→ Task statement: Output all entries exactly as they appear and skip the pictures.

···

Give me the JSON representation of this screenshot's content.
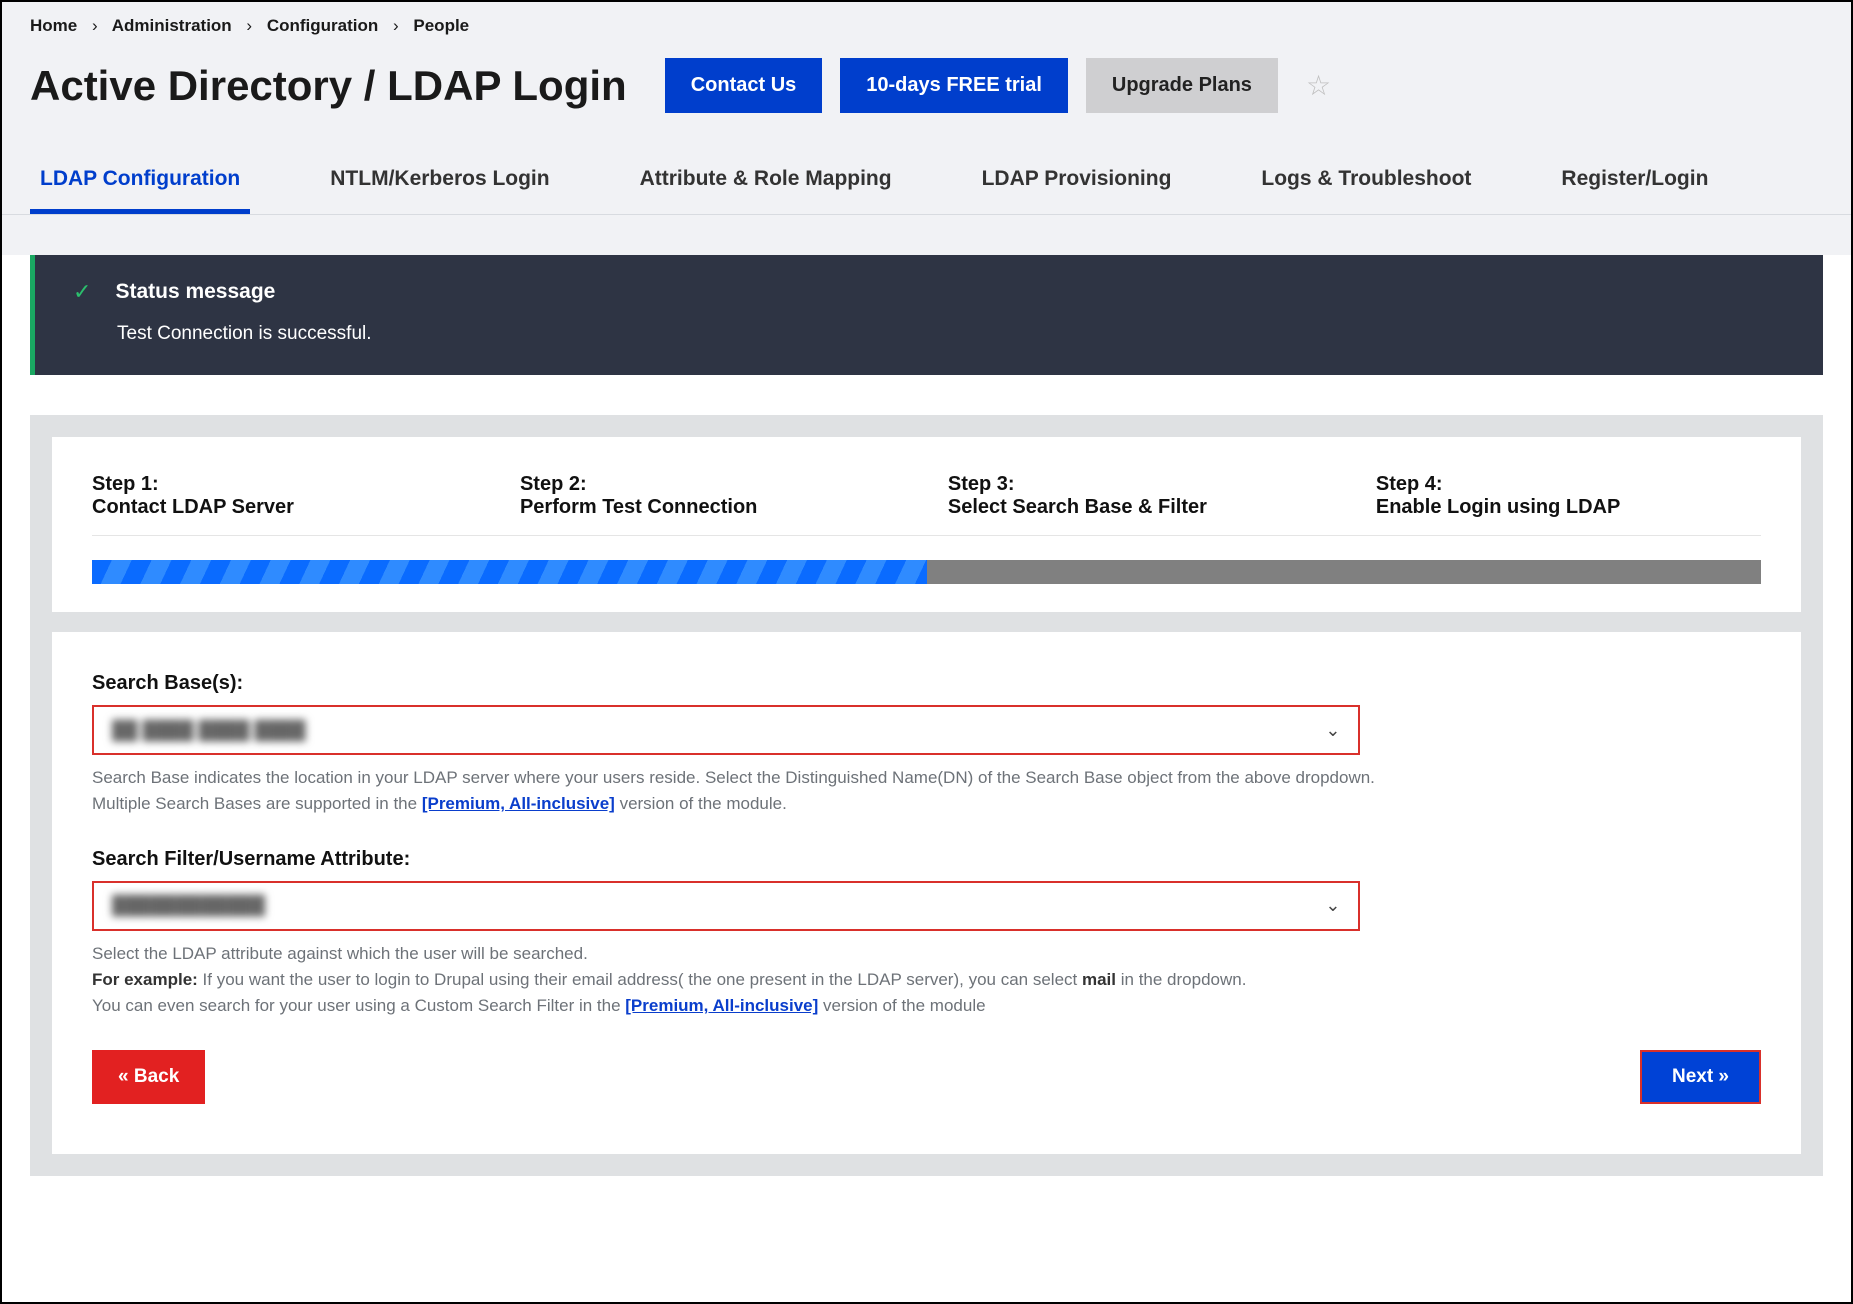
{
  "breadcrumb": [
    "Home",
    "Administration",
    "Configuration",
    "People"
  ],
  "page_title": "Active Directory / LDAP Login",
  "header_buttons": {
    "contact": "Contact Us",
    "trial": "10-days FREE trial",
    "upgrade": "Upgrade Plans"
  },
  "tabs": [
    "LDAP Configuration",
    "NTLM/Kerberos Login",
    "Attribute & Role Mapping",
    "LDAP Provisioning",
    "Logs & Troubleshoot",
    "Register/Login"
  ],
  "active_tab_index": 0,
  "status": {
    "title": "Status message",
    "message": "Test Connection is successful."
  },
  "steps": [
    {
      "label": "Step 1:",
      "desc": "Contact LDAP Server"
    },
    {
      "label": "Step 2:",
      "desc": "Perform Test Connection"
    },
    {
      "label": "Step 3:",
      "desc": "Select Search Base & Filter"
    },
    {
      "label": "Step 4:",
      "desc": "Enable Login using LDAP"
    }
  ],
  "progress_pct": 50,
  "search_base": {
    "label": "Search Base(s):",
    "value": "██ ████ ████ ████",
    "help1": "Search Base indicates the location in your LDAP server where your users reside. Select the Distinguished Name(DN) of the Search Base object from the above dropdown.",
    "help2a": "Multiple Search Bases are supported in the ",
    "help2_link": "[Premium, All-inclusive]",
    "help2b": " version of the module."
  },
  "search_filter": {
    "label": "Search Filter/Username Attribute:",
    "value": "████████████",
    "help1": "Select the LDAP attribute against which the user will be searched.",
    "help2a": "For example:",
    "help2b": " If you want the user to login to Drupal using their email address( the one present in the LDAP server), you can select ",
    "help2c": "mail",
    "help2d": " in the dropdown.",
    "help3a": "You can even search for your user using a Custom Search Filter in the ",
    "help3_link": "[Premium, All-inclusive]",
    "help3b": " version of the module"
  },
  "buttons": {
    "back": "« Back",
    "next": "Next »"
  }
}
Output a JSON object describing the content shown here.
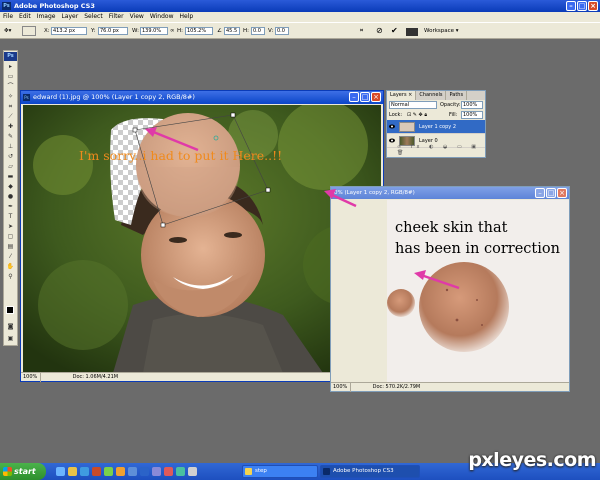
{
  "app": {
    "title": "Adobe Photoshop CS3",
    "menu": [
      "File",
      "Edit",
      "Image",
      "Layer",
      "Select",
      "Filter",
      "View",
      "Window",
      "Help"
    ]
  },
  "options_bar": {
    "x_label": "X:",
    "x_value": "413.2 px",
    "y_label": "Y:",
    "y_value": "76.0 px",
    "w_label": "W:",
    "w_value": "139.0%",
    "h_label": "H:",
    "h_value": "105.2%",
    "rotate_value": "45.5",
    "h_skew_label": "H:",
    "h_skew_value": "0.0",
    "v_skew_label": "V:",
    "v_skew_value": "0.0",
    "workspace_label": "Workspace ▾"
  },
  "document1": {
    "title": "edward (1).jpg @ 100% (Layer 1 copy 2, RGB/8#)",
    "overlay_text": "I'm sorry..i had to put it Here..!!",
    "zoom": "100%",
    "status": "Doc: 1.06M/4.21M"
  },
  "layers_panel": {
    "tabs": [
      "Layers ×",
      "Channels",
      "Paths"
    ],
    "blend_mode": "Normal",
    "opacity_label": "Opacity:",
    "opacity_value": "100%",
    "lock_label": "Lock:",
    "fill_label": "Fill:",
    "fill_value": "100%",
    "layers": [
      {
        "name": "Layer 1 copy 2",
        "selected": true
      },
      {
        "name": "Layer 0",
        "selected": false
      }
    ]
  },
  "document2": {
    "title": "0% (Layer 1 copy 2, RGB/8#)",
    "annotation_line1": "cheek skin that",
    "annotation_line2": "has been in correction",
    "zoom": "100%",
    "status": "Doc: 570.2K/2.79M"
  },
  "taskbar": {
    "start_label": "start",
    "tasks": [
      "step",
      "Adobe Photoshop CS3"
    ]
  },
  "watermark": "pxleyes.com",
  "colors": {
    "annotation_text": "#f08a1c",
    "arrow": "#e03aa8",
    "selection": "#316ac5"
  }
}
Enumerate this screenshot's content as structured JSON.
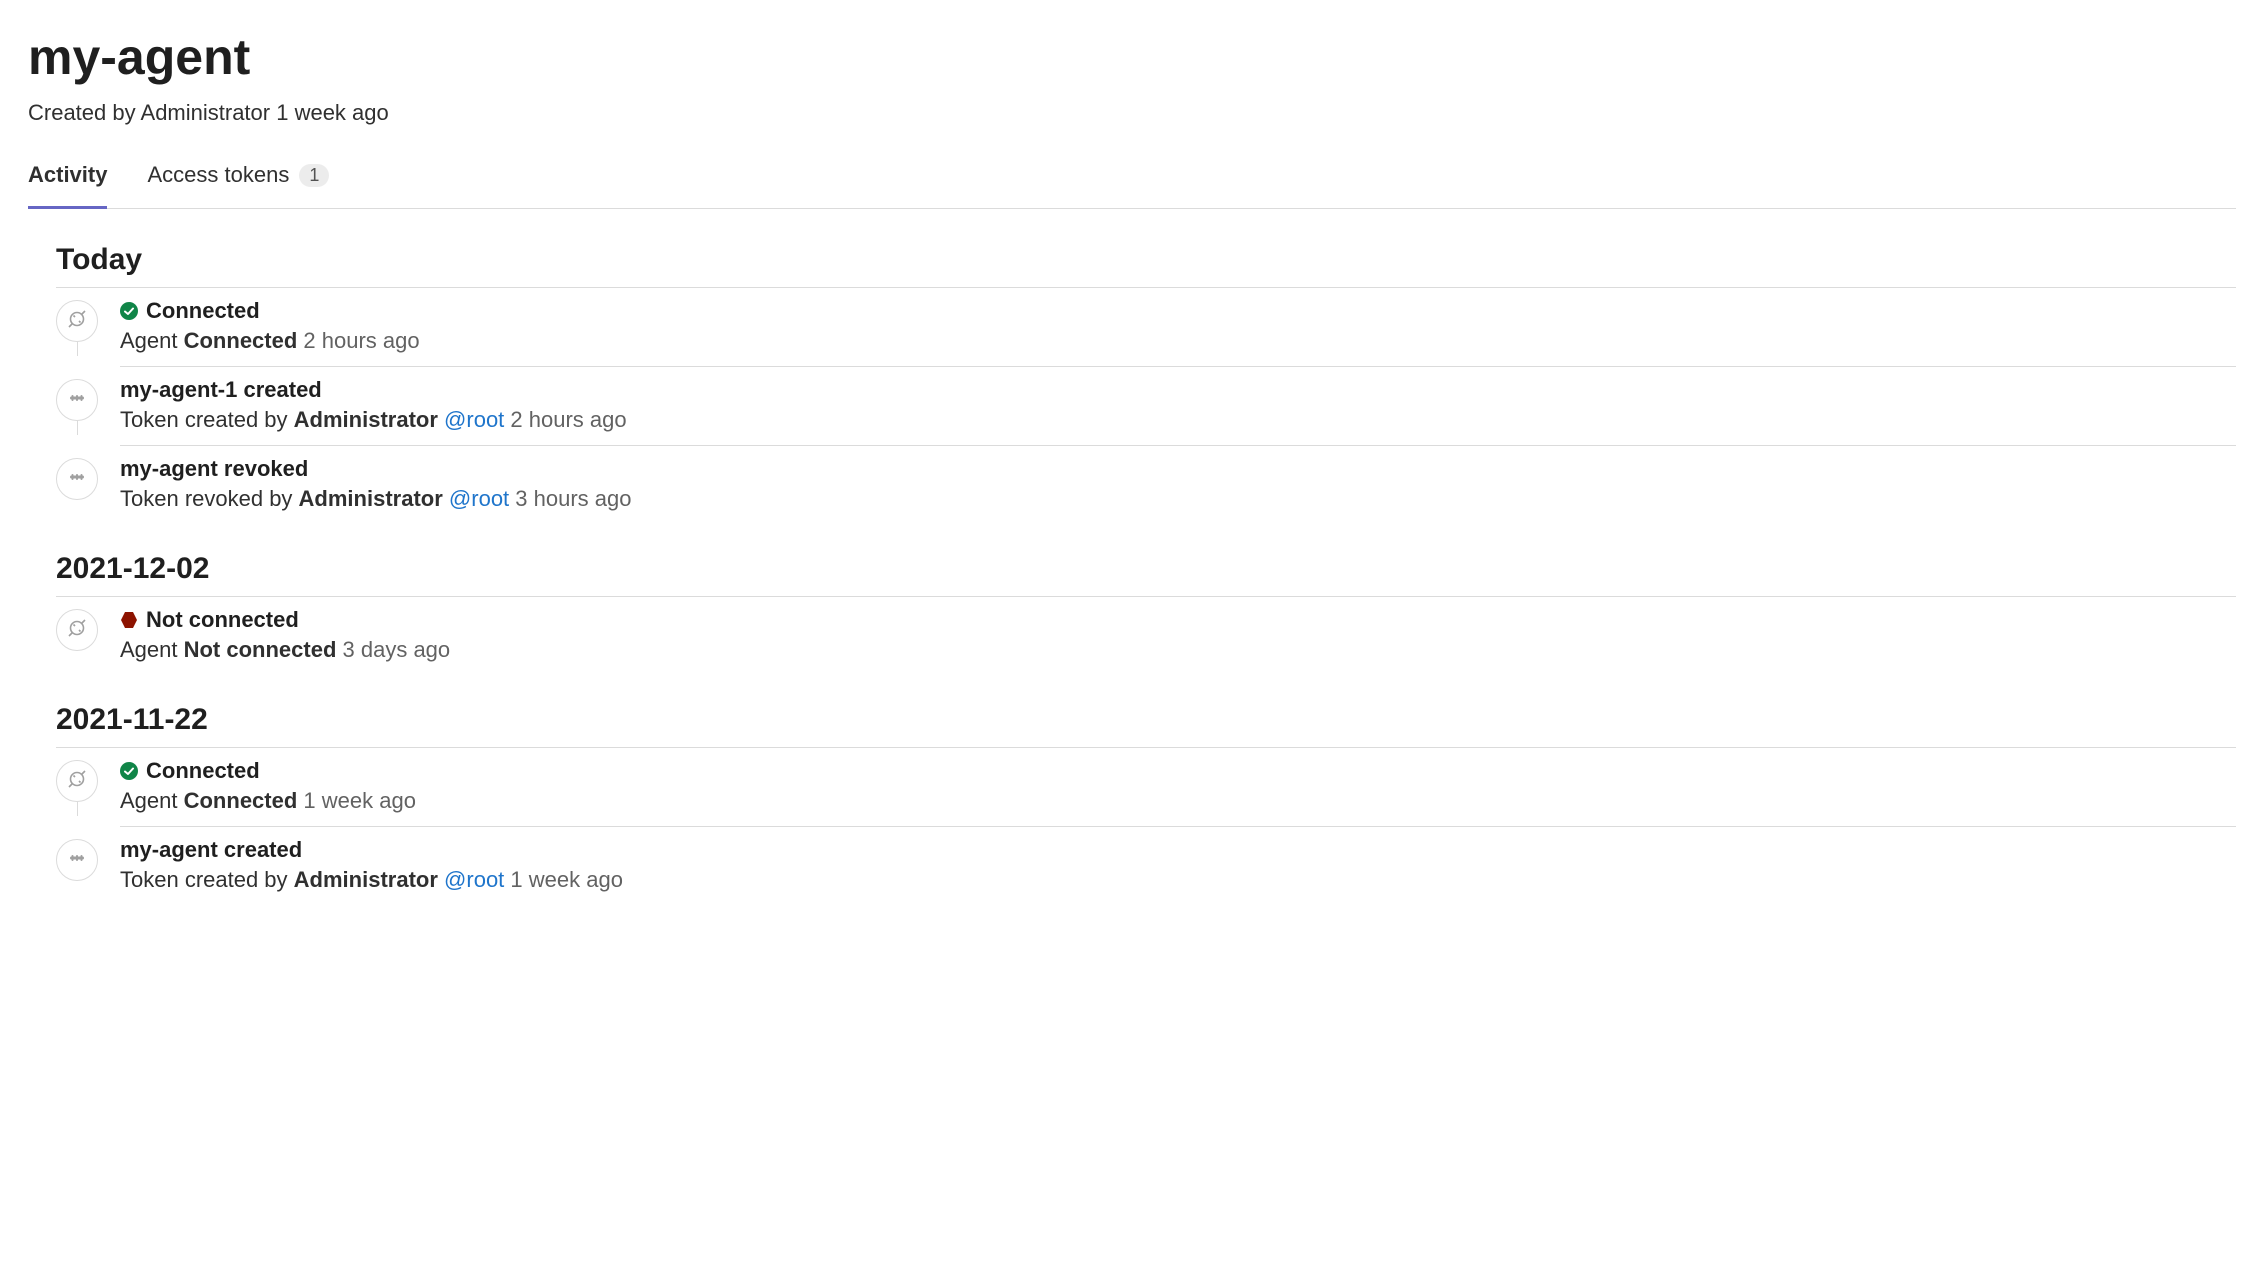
{
  "header": {
    "title": "my-agent",
    "subtitle_prefix": "Created by ",
    "subtitle_author": "Administrator",
    "subtitle_time": " 1 week ago"
  },
  "tabs": {
    "activity": "Activity",
    "access_tokens": "Access tokens",
    "access_tokens_count": "1"
  },
  "sections": [
    {
      "heading": "Today",
      "events": [
        {
          "icon": "plug",
          "status": "ok",
          "title": "Connected",
          "desc_prefix": "Agent ",
          "desc_bold": "Connected",
          "desc_author": "",
          "desc_user": "",
          "time": " 2 hours ago"
        },
        {
          "icon": "token",
          "status": "",
          "title": "my-agent-1 created",
          "desc_prefix": "Token created by ",
          "desc_bold": "Administrator",
          "desc_author": "",
          "desc_user": "@root",
          "time": " 2 hours ago"
        },
        {
          "icon": "token",
          "status": "",
          "title": "my-agent revoked",
          "desc_prefix": "Token revoked by ",
          "desc_bold": "Administrator",
          "desc_author": "",
          "desc_user": "@root",
          "time": " 3 hours ago",
          "last": true
        }
      ]
    },
    {
      "heading": "2021-12-02",
      "events": [
        {
          "icon": "plug",
          "status": "bad",
          "title": "Not connected",
          "desc_prefix": "Agent ",
          "desc_bold": "Not connected",
          "desc_author": "",
          "desc_user": "",
          "time": " 3 days ago",
          "last": true
        }
      ]
    },
    {
      "heading": "2021-11-22",
      "events": [
        {
          "icon": "plug",
          "status": "ok",
          "title": "Connected",
          "desc_prefix": "Agent ",
          "desc_bold": "Connected",
          "desc_author": "",
          "desc_user": "",
          "time": " 1 week ago"
        },
        {
          "icon": "token",
          "status": "",
          "title": "my-agent created",
          "desc_prefix": "Token created by ",
          "desc_bold": "Administrator",
          "desc_author": "",
          "desc_user": "@root",
          "time": " 1 week ago",
          "last": true
        }
      ]
    }
  ]
}
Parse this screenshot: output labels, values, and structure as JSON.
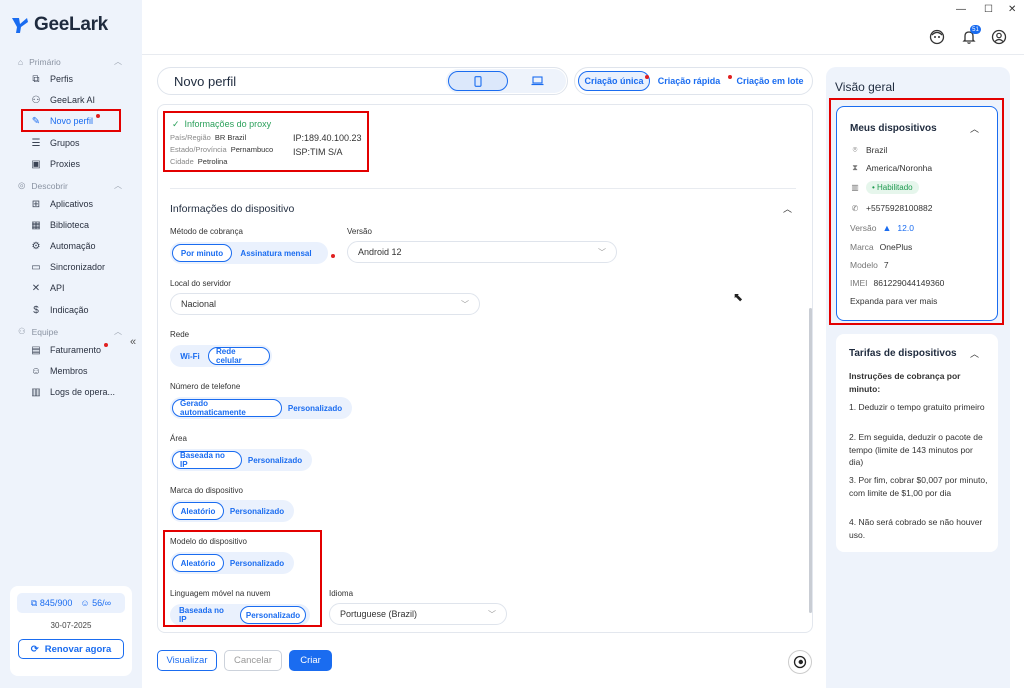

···

→ Finished exercise:
Give me the JSON representation of this screenshot's content.
{
  "breadcrumb": [
    "Home",
    "Administration",
    "Configuration",
    "People"
  ],
  "page_title": "Active Directory / LDAP Login",
  "header_buttons": {
    "contact": "Contact Us",
    "trial": "10-days FREE trial",
    "upgrade": "Upgrade Plans"
  },
  "tabs": [
    "LDAP Configuration",
    "NTLM/Kerberos Login",
    "Attribute & Role Mapping",
    "LDAP Provisioning",
    "Logs & Troubleshoot",
    "Register/Login"
  ],
  "active_tab_index": 0,
  "status": {
    "title": "Status message",
    "message": "Test Connection is successful."
  },
  "steps": [
    {
      "label": "Step 1:",
      "desc": "Contact LDAP Server"
    },
    {
      "label": "Step 2:",
      "desc": "Perform Test Connection"
    },
    {
      "label": "Step 3:",
      "desc": "Select Search Base & Filter"
    },
    {
      "label": "Step 4:",
      "desc": "Enable Login using LDAP"
    }
  ],
  "progress_pct": 50,
  "search_base": {
    "label": "Search Base(s):",
    "value": "██ ████ ████ ████",
    "help1": "Search Base indicates the location in your LDAP server where your users reside. Select the Distinguished Name(DN) of the Search Base object from the above dropdown.",
    "help2a": "Multiple Search Bases are supported in the ",
    "help2_link": "[Premium, All-inclusive]",
    "help2b": " version of the module."
  },
  "search_filter": {
    "label": "Search Filter/Username Attribute:",
    "value": "████████████",
    "help1": "Select the LDAP attribute against which the user will be searched.",
    "help2a": "For example:",
    "help2b": " If you want the user to login to Drupal using their email address( the one present in the LDAP server), you can select ",
    "help2c": "mail",
    "help2d": " in the dropdown.",
    "help3a": "You can even search for your user using a Custom Search Filter in the ",
    "help3_link": "[Premium, All-inclusive]",
    "help3b": " version of the module"
  },
  "buttons": {
    "back": "« Back",
    "next": "Next »"
  }
}
Output a JSON object describing the content shown here.
{
  "app": {
    "title": "Adobe Photoshop CS3",
    "menu": [
      "File",
      "Edit",
      "Image",
      "Layer",
      "Select",
      "Filter",
      "View",
      "Window",
      "Help"
    ]
  },
  "options_bar": {
    "x_label": "X:",
    "x_value": "413.2 px",
    "y_label": "Y:",
    "y_value": "76.0 px",
    "w_label": "W:",
    "w_value": "139.0%",
    "h_label": "H:",
    "h_value": "105.2%",
    "rotate_value": "45.5",
    "h_skew_label": "H:",
    "h_skew_value": "0.0",
    "v_skew_label": "V:",
    "v_skew_value": "0.0",
    "workspace_label": "Workspace ▾"
  },
  "document1": {
    "title": "edward (1).jpg @ 100% (Layer 1 copy 2, RGB/8#)",
    "overlay_text": "I'm sorry..i had to put it Here..!!",
    "zoom": "100%",
    "status": "Doc: 1.06M/4.21M"
  },
  "layers_panel": {
    "tabs": [
      "Layers ×",
      "Channels",
      "Paths"
    ],
    "blend_mode": "Normal",
    "opacity_label": "Opacity:",
    "opacity_value": "100%",
    "lock_label": "Lock:",
    "fill_label": "Fill:",
    "fill_value": "100%",
    "layers": [
      {
        "name": "Layer 1 copy 2",
        "selected": true
      },
      {
        "name": "Layer 0",
        "selected": false
      }
    ]
  },
  "document2": {
    "title": "0% (Layer 1 copy 2, RGB/8#)",
    "annotation_line1": "cheek skin that",
    "annotation_line2": "has been in correction",
    "zoom": "100%",
    "status": "Doc: 570.2K/2.79M"
  },
  "taskbar": {
    "start_label": "start",
    "tasks": [
      "step",
      "Adobe Photoshop CS3"
    ]
  },
  "watermark": "pxleyes.com",
  "colors": {
    "annotation_text": "#f08a1c",
    "arrow": "#e03aa8",
    "selection": "#316ac5"
  }
}
Enumerate this screenshot's content as structured JSON.
{
  "header": {
    "title": "my-agent",
    "subtitle_prefix": "Created by ",
    "subtitle_author": "Administrator",
    "subtitle_time": " 1 week ago"
  },
  "tabs": {
    "activity": "Activity",
    "access_tokens": "Access tokens",
    "access_tokens_count": "1"
  },
  "sections": [
    {
      "heading": "Today",
      "events": [
        {
          "icon": "plug",
          "status": "ok",
          "title": "Connected",
          "desc_prefix": "Agent ",
          "desc_bold": "Connected",
          "desc_author": "",
          "desc_user": "",
          "time": " 2 hours ago"
        },
        {
          "icon": "token",
          "status": "",
          "title": "my-agent-1 created",
          "desc_prefix": "Token created by ",
          "desc_bold": "Administrator",
          "desc_author": "",
          "desc_user": "@root",
          "time": " 2 hours ago"
        },
        {
          "icon": "token",
          "status": "",
          "title": "my-agent revoked",
          "desc_prefix": "Token revoked by ",
          "desc_bold": "Administrator",
          "desc_author": "",
          "desc_user": "@root",
          "time": " 3 hours ago",
          "last": true
        }
      ]
    },
    {
      "heading": "2021-12-02",
      "events": [
        {
          "icon": "plug",
          "status": "bad",
          "title": "Not connected",
          "desc_prefix": "Agent ",
          "desc_bold": "Not connected",
          "desc_author": "",
          "desc_user": "",
          "time": " 3 days ago",
          "last": true
        }
      ]
    },
    {
      "heading": "2021-11-22",
      "events": [
        {
          "icon": "plug",
          "status": "ok",
          "title": "Connected",
          "desc_prefix": "Agent ",
          "desc_bold": "Connected",
          "desc_author": "",
          "desc_user": "",
          "time": " 1 week ago"
        },
        {
          "icon": "token",
          "status": "",
          "title": "my-agent created",
          "desc_prefix": "Token created by ",
          "desc_bold": "Administrator",
          "desc_author": "",
          "desc_user": "@root",
          "time": " 1 week ago",
          "last": true
        }
      ]
    }
  ]
}
Parse this screenshot: output labels, values, and structure as JSON.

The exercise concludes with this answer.